Remember Vicky Donor? The 2012 hit that surprised us all? The three reasons for its success were Anshuman Khurana's dreamy eyes (and yes, I'm counting that as two reasons), and the film's pointedly unusual subject matter. Sperm donation in India has been hushed into a corner along with other things that we don't particularly enjoy talking about. And while Vicky Donor helped us get the conversation started, our continuing reluctance to talk about it, makes this already sticky business far more exposed to even more stickiness.
The sperm donation industry in India - supposed to be bound by regulations and expert supervision - is, to a large extent, characterised by its disregard for the rules and possibly even exploitation of both, the recipients of the sperm, as well as the donors.
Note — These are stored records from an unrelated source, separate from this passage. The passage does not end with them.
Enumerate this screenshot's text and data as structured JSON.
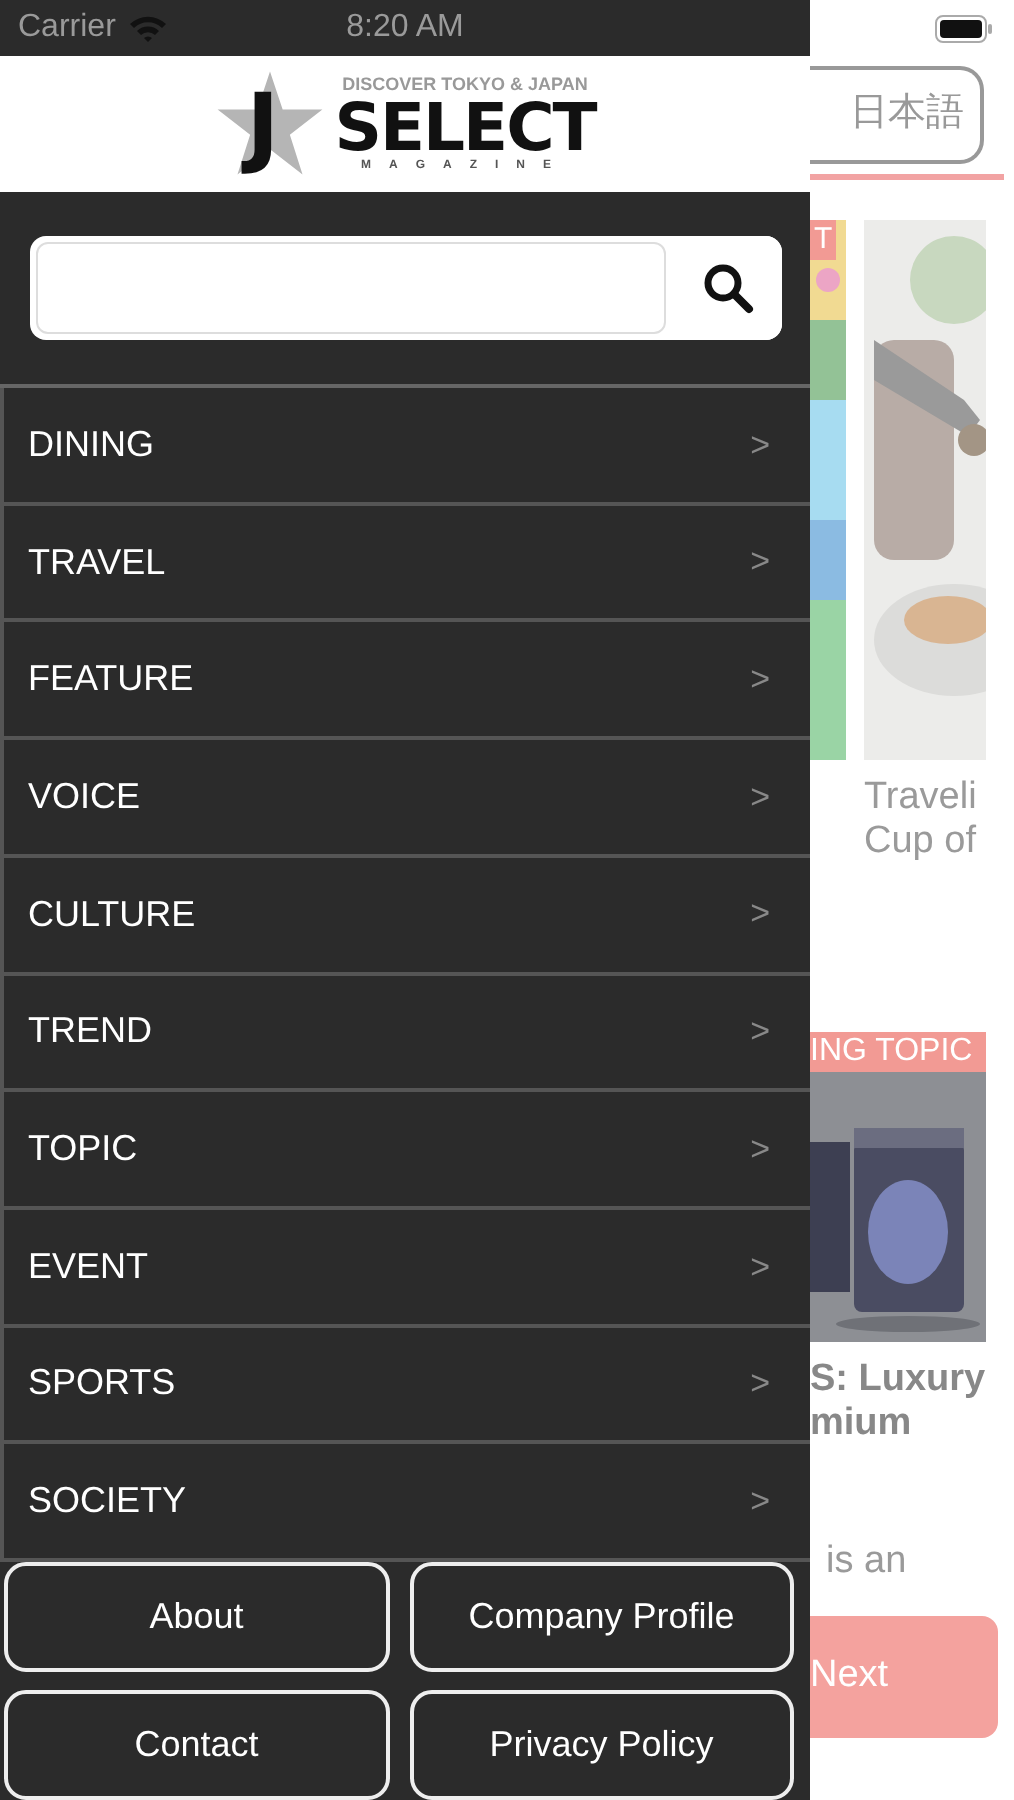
{
  "status_bar": {
    "carrier": "Carrier",
    "time": "8:20 AM"
  },
  "logo": {
    "initial": "J",
    "tagline": "DISCOVER TOKYO & JAPAN",
    "name": "SELECT",
    "subtitle": "MAGAZINE"
  },
  "menu": [
    {
      "label": "DINING",
      "chevron": ">"
    },
    {
      "label": "TRAVEL",
      "chevron": ">"
    },
    {
      "label": "FEATURE",
      "chevron": ">"
    },
    {
      "label": "VOICE",
      "chevron": ">"
    },
    {
      "label": "CULTURE",
      "chevron": ">"
    },
    {
      "label": "TREND",
      "chevron": ">"
    },
    {
      "label": "TOPIC",
      "chevron": ">"
    },
    {
      "label": "EVENT",
      "chevron": ">"
    },
    {
      "label": "SPORTS",
      "chevron": ">"
    },
    {
      "label": "SOCIETY",
      "chevron": ">"
    }
  ],
  "footer_links": [
    "About",
    "Company Profile",
    "Contact",
    "Privacy Policy"
  ],
  "background": {
    "language_button": "日本語",
    "articles": [
      {
        "tag": "T"
      },
      {
        "title": [
          "Traveli",
          "Cup of"
        ]
      }
    ],
    "feature": {
      "tag": "ING TOPIC",
      "title": [
        "S: Luxury",
        "mium"
      ],
      "excerpt": "is an"
    },
    "next_button": "Next"
  }
}
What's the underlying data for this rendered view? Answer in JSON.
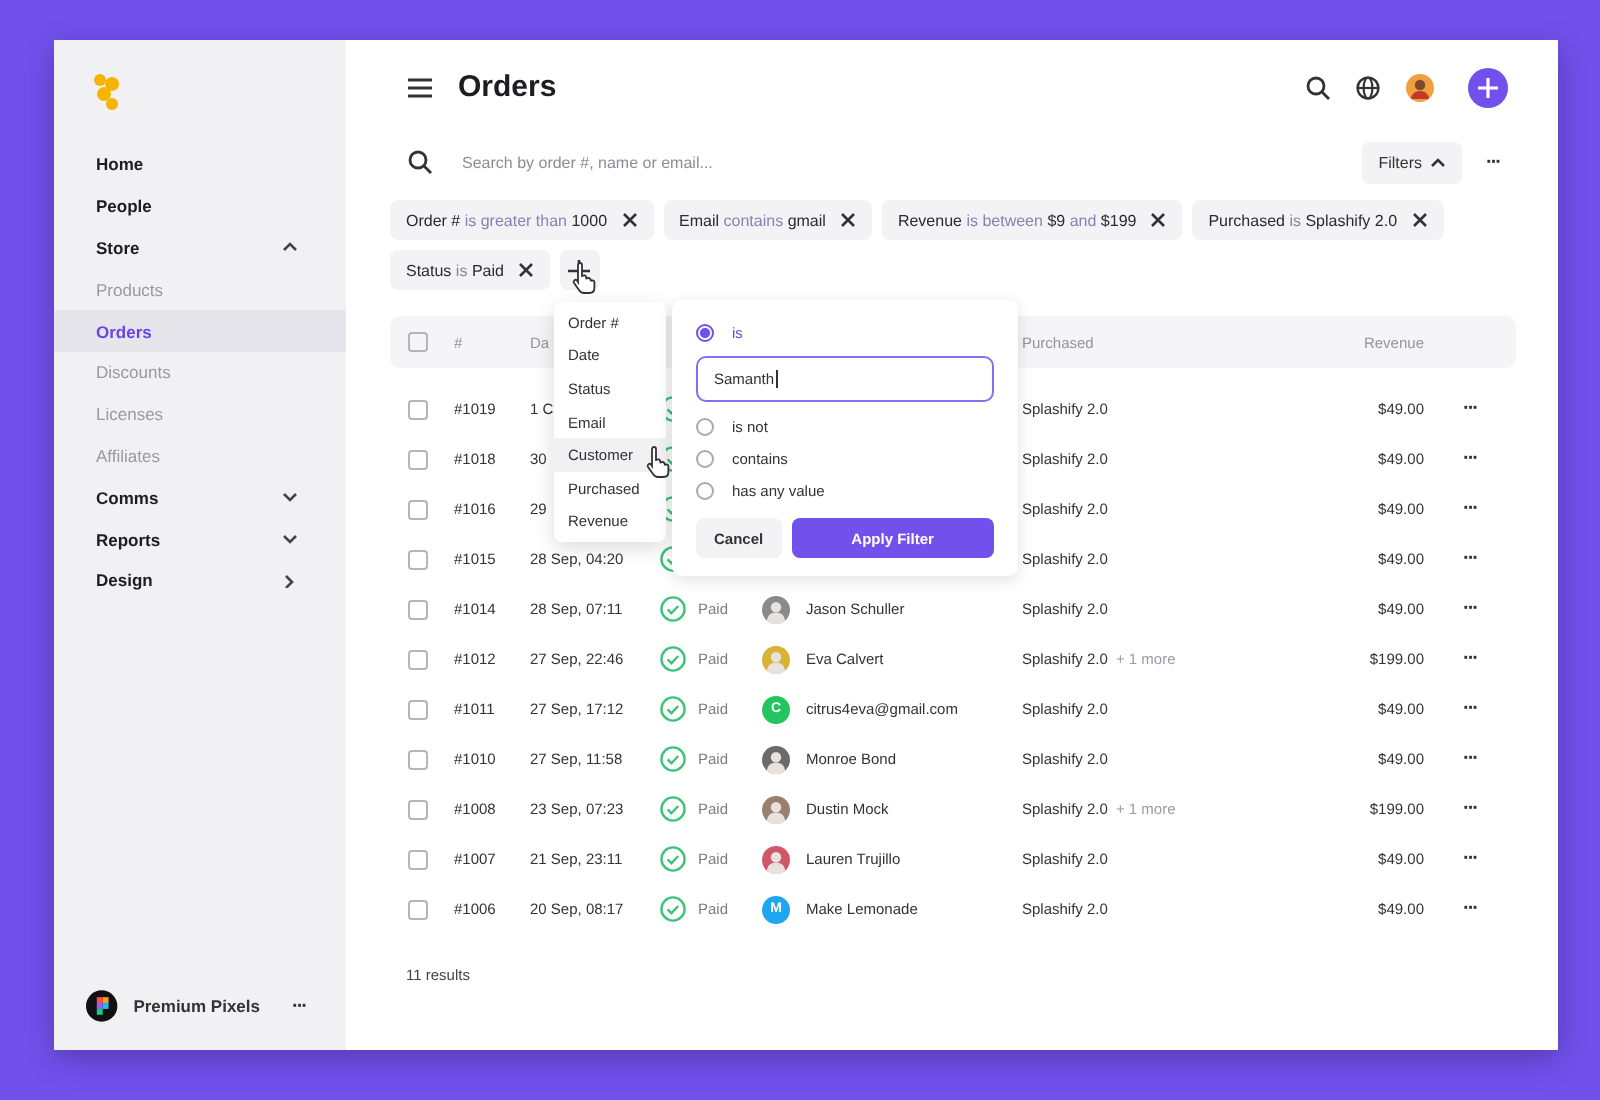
{
  "sidebar": {
    "items": [
      {
        "label": "Home",
        "kind": "page",
        "selected": false
      },
      {
        "label": "People",
        "kind": "page",
        "selected": false
      },
      {
        "label": "Store",
        "kind": "group",
        "expanded": true,
        "selected": false
      },
      {
        "label": "Products",
        "kind": "subpage",
        "selected": false
      },
      {
        "label": "Orders",
        "kind": "subpage",
        "selected": true
      },
      {
        "label": "Discounts",
        "kind": "subpage",
        "selected": false
      },
      {
        "label": "Licenses",
        "kind": "subpage",
        "selected": false
      },
      {
        "label": "Affiliates",
        "kind": "subpage",
        "selected": false
      },
      {
        "label": "Comms",
        "kind": "group",
        "expanded": false,
        "selected": false
      },
      {
        "label": "Reports",
        "kind": "group",
        "expanded": false,
        "selected": false
      },
      {
        "label": "Design",
        "kind": "link",
        "selected": false
      }
    ],
    "account": {
      "name": "Premium Pixels",
      "menu": "···"
    }
  },
  "header": {
    "title": "Orders"
  },
  "search": {
    "placeholder": "Search by order #, name or email...",
    "filters_button": "Filters",
    "filters_open": true,
    "more": "···"
  },
  "filter_chips": [
    {
      "parts": [
        {
          "text": "Order #",
          "muted": false
        },
        {
          "text": "is greater than",
          "muted": true
        },
        {
          "text": "1000",
          "muted": false
        }
      ]
    },
    {
      "parts": [
        {
          "text": "Email",
          "muted": false
        },
        {
          "text": "contains",
          "muted": true
        },
        {
          "text": "gmail",
          "muted": false
        }
      ]
    },
    {
      "parts": [
        {
          "text": "Revenue",
          "muted": false
        },
        {
          "text": "is between",
          "muted": true
        },
        {
          "text": "$9",
          "muted": false
        },
        {
          "text": "and",
          "muted": true
        },
        {
          "text": "$199",
          "muted": false
        }
      ]
    },
    {
      "parts": [
        {
          "text": "Purchased",
          "muted": false
        },
        {
          "text": "is",
          "muted": true
        },
        {
          "text": "Splashify 2.0",
          "muted": false
        }
      ]
    },
    {
      "parts": [
        {
          "text": "Status",
          "muted": false
        },
        {
          "text": "is",
          "muted": true
        },
        {
          "text": "Paid",
          "muted": false
        }
      ]
    }
  ],
  "table": {
    "header_checked": false,
    "columns": [
      "#",
      "Da",
      "Purchased",
      "Revenue"
    ],
    "rows": [
      {
        "checked": false,
        "number": "#1019",
        "date": "1 C",
        "paid": true,
        "purchased": "Splashify 2.0",
        "revenue": "$49.00",
        "menu": "···"
      },
      {
        "checked": false,
        "number": "#1018",
        "date": "30",
        "paid": true,
        "purchased": "Splashify 2.0",
        "revenue": "$49.00",
        "menu": "···"
      },
      {
        "checked": false,
        "number": "#1016",
        "date": "29",
        "paid": true,
        "purchased": "Splashify 2.0",
        "revenue": "$49.00",
        "menu": "···"
      },
      {
        "checked": false,
        "number": "#1015",
        "date": "28 Sep, 04:20",
        "paid": true,
        "purchased": "Splashify 2.0",
        "revenue": "$49.00",
        "menu": "···"
      },
      {
        "checked": false,
        "number": "#1014",
        "date": "28 Sep, 07:11",
        "paid": true,
        "status": "Paid",
        "customer": {
          "name": "Jason Schuller",
          "avatar": {
            "kind": "photo",
            "color": "#8a8a8a"
          }
        },
        "purchased": "Splashify 2.0",
        "revenue": "$49.00",
        "menu": "···"
      },
      {
        "checked": false,
        "number": "#1012",
        "date": "27 Sep, 22:46",
        "paid": true,
        "status": "Paid",
        "customer": {
          "name": "Eva Calvert",
          "avatar": {
            "kind": "photo",
            "color": "#d9b233"
          }
        },
        "purchased": "Splashify 2.0",
        "more": "+ 1 more",
        "revenue": "$199.00",
        "menu": "···"
      },
      {
        "checked": false,
        "number": "#1011",
        "date": "27 Sep, 17:12",
        "paid": true,
        "status": "Paid",
        "customer": {
          "name": "citrus4eva@gmail.com",
          "avatar": {
            "kind": "letter",
            "letter": "C",
            "color": "#22c55e"
          }
        },
        "purchased": "Splashify 2.0",
        "revenue": "$49.00",
        "menu": "···"
      },
      {
        "checked": false,
        "number": "#1010",
        "date": "27 Sep, 11:58",
        "paid": true,
        "status": "Paid",
        "customer": {
          "name": "Monroe Bond",
          "avatar": {
            "kind": "photo",
            "color": "#6b6b6b"
          }
        },
        "purchased": "Splashify 2.0",
        "revenue": "$49.00",
        "menu": "···"
      },
      {
        "checked": false,
        "number": "#1008",
        "date": "23 Sep, 07:23",
        "paid": true,
        "status": "Paid",
        "customer": {
          "name": "Dustin Mock",
          "avatar": {
            "kind": "photo",
            "color": "#9a8070"
          }
        },
        "purchased": "Splashify 2.0",
        "more": "+ 1 more",
        "revenue": "$199.00",
        "menu": "···"
      },
      {
        "checked": false,
        "number": "#1007",
        "date": "21 Sep, 23:11",
        "paid": true,
        "status": "Paid",
        "customer": {
          "name": "Lauren Trujillo",
          "avatar": {
            "kind": "photo",
            "color": "#d2566a"
          }
        },
        "purchased": "Splashify 2.0",
        "revenue": "$49.00",
        "menu": "···"
      },
      {
        "checked": false,
        "number": "#1006",
        "date": "20 Sep, 08:17",
        "paid": true,
        "status": "Paid",
        "customer": {
          "name": "Make Lemonade",
          "avatar": {
            "kind": "letter",
            "letter": "M",
            "color": "#1ea7f0"
          }
        },
        "purchased": "Splashify 2.0",
        "revenue": "$49.00",
        "menu": "···"
      }
    ],
    "results": "11 results"
  },
  "field_menu": {
    "items": [
      {
        "label": "Order #",
        "selected": false
      },
      {
        "label": "Date",
        "selected": false
      },
      {
        "label": "Status",
        "selected": false
      },
      {
        "label": "Email",
        "selected": false
      },
      {
        "label": "Customer",
        "selected": true
      },
      {
        "label": "Purchased",
        "selected": false
      },
      {
        "label": "Revenue",
        "selected": false
      }
    ]
  },
  "filter_popover": {
    "options": [
      {
        "label": "is",
        "selected": true,
        "value": "Samanth"
      },
      {
        "label": "is not",
        "selected": false
      },
      {
        "label": "contains",
        "selected": false
      },
      {
        "label": "has any value",
        "selected": false
      }
    ],
    "cancel": "Cancel",
    "apply": "Apply Filter"
  }
}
It would appear that the name of the sperm donation game is 'quantity over quality'. Who cares about collecting the healthiest specimen when average samples end up playing the same game?
Undoubtedly, there are fertility clinics in bigger cities whose collections are expertly monitored with each sample undergoing rigorous testing before being sold to clients at premium prices. But for smaller clinics, its a whole other story - one of lower expectations as well as lower prices.
The hopeful parents coming to these clinics are looking to conceive a healthy child above all else. And therefore they may not care about the rigorous vetting and testing that getting sperm from a 6 ft. tall IIT graduate would involve. But that's not to say the vetting and testing is unimportant.
You'd be shocked just how many underage boys see sperm donation as a way to make an easy buck. And just how many sperm banks actually allow it.
Too many sperm banks are comfortable bending the rules when collecting samples from donors. The guidelines laid out by the Indian Council of Medical Research, for ethical sample collection dictate sticking to a minimum donor age of 21 years, thoroughly checking the donor's educational and professional qualifications, medical history, family history. They demand monitoring the donor's current habits to eliminate possibilities of substance abuse, and keeping the donor's identity hidden at all times.
And yes, these guidelines - especially the one about the donor's age - are flouted more often than you'd have thought. A large number of underage boys are continually drawn by the lure of getting paid for what they see as practically no work. And at the meagre rate of ₹500 to ₹1500 per deposit, several banks around the country go ahead and allow it.
Even if you set aside the ways in which disregarding the ICMR's guidelines endangers the health of young boys, sperm donation in India is now a market of blatant exploitation. It's not only exploiting unassuming couples hoping to have a child using certified healthy sperm, but also putting the identities of youngsters with a less-than-adequate understanding of this very sensitive process, at risk.
Let's fight the social stigma that clouds over sperm donation. So the easy money and illegal means that sneakily characterise this market, someday soon, no longer do.